The Romney campaign, as well as the Last of the Mohican Moderates like David Frum, are doing their best to downplay Rick Santorum’s wins in Alabama and Mississippi by casting those states as deeply unrepresentative of the national electorate (less representative than American Samoa?). True, the Deep South will be irrelevant come November—when one party consistently wins 80-90 percent of the white vote, as the Republicans do in presidential elections in Mississsippi and Alabama, then you ain’t exactly swing territory.

But it’s also wrong to entirely dismiss Romney’s weak Southern showing out of hand. It would be one thing if moderate establishment-type Republicans had always struggled in the South—then his losses there could be chalked up to a longstanding ideological predilection. But this simply isn’t the case. George H.W. Bush, the lord of Kennebunkport; Bob Dole, the Kansan fixture of the Senate; and John McCain, the Sedonan campaign finance reformer all managed to win a basic level of acceptance among Southern Republicans that has so far eluded Romney.

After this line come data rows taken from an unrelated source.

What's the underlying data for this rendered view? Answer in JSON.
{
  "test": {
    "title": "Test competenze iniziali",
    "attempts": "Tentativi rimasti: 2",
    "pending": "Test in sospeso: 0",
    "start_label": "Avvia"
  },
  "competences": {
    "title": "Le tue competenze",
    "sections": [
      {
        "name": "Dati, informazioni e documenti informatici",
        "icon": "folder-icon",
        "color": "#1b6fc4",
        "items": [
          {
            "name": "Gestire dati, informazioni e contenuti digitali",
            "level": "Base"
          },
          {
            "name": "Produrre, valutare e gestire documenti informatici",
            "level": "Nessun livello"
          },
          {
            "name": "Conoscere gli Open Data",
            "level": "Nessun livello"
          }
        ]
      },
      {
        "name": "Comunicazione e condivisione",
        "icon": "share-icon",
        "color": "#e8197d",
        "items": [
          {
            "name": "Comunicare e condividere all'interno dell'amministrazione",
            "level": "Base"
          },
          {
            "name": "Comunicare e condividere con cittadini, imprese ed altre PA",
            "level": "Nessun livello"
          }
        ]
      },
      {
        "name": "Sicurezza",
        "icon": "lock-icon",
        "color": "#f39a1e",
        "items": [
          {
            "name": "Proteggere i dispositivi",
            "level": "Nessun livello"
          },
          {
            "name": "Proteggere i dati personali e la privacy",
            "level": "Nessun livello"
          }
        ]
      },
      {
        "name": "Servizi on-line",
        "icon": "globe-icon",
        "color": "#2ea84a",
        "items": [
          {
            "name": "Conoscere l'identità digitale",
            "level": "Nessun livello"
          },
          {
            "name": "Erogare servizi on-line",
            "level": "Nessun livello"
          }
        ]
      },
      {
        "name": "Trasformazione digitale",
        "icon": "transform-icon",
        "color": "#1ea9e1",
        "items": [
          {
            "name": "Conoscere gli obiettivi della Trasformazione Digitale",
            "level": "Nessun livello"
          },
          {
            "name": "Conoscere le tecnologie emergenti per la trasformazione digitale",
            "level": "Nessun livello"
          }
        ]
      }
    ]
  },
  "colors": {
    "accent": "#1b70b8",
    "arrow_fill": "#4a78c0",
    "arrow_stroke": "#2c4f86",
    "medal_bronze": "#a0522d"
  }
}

Most of the commentary on this has focused on Romney’s religion, and to be sure there is some anti-Mormon bias at play. But I’m surprised that more haven’t focused on another contrast between Romney and his moderate Republican forerunners: They were war veterans, and he is not. In the region that prizes military service more than any other, Bush’s aviation heroics, Dole’s paralyzed right arm and McCain’s years in North Vietnamese captivity lent them fundamental credibility and a connection with voters, particularly fellow veterans. McCain might’ve disagreed about voters in South Carolina about immigration or climate change, but he could crack one of his Marine jokes, or go on one of his solemn Country First turns, and have the crowd eating out of his hand. With Dole and Bush, the appeal was less explicit, but it was still there; everyone knew where they’d been.

Romney has nothing to draw on here. Quite the opposite—when he was asked in 2007 why none of his five sons had served in the military, he answered, to widespread derision, “One of the ways my sons are showing support for our nation is helping to get me elected.” Making matters trickier for Romney, this factor is in fact linked with his religion: He avoided being drafted during the Vietnam War by claiming an exemption for his 30-month missionary duty in France. Who knows, though, maybe he can salvage at least a slight bit out of value from this when he’s campaigning in Louisiana in the next two weeks. If you thought he was pandering with his talk of “cheesy grits” in Mississippi and Alabama, just wait til he starts breaking out his French when he’s surrounded by beignets and cafe au lait. Quel horreur.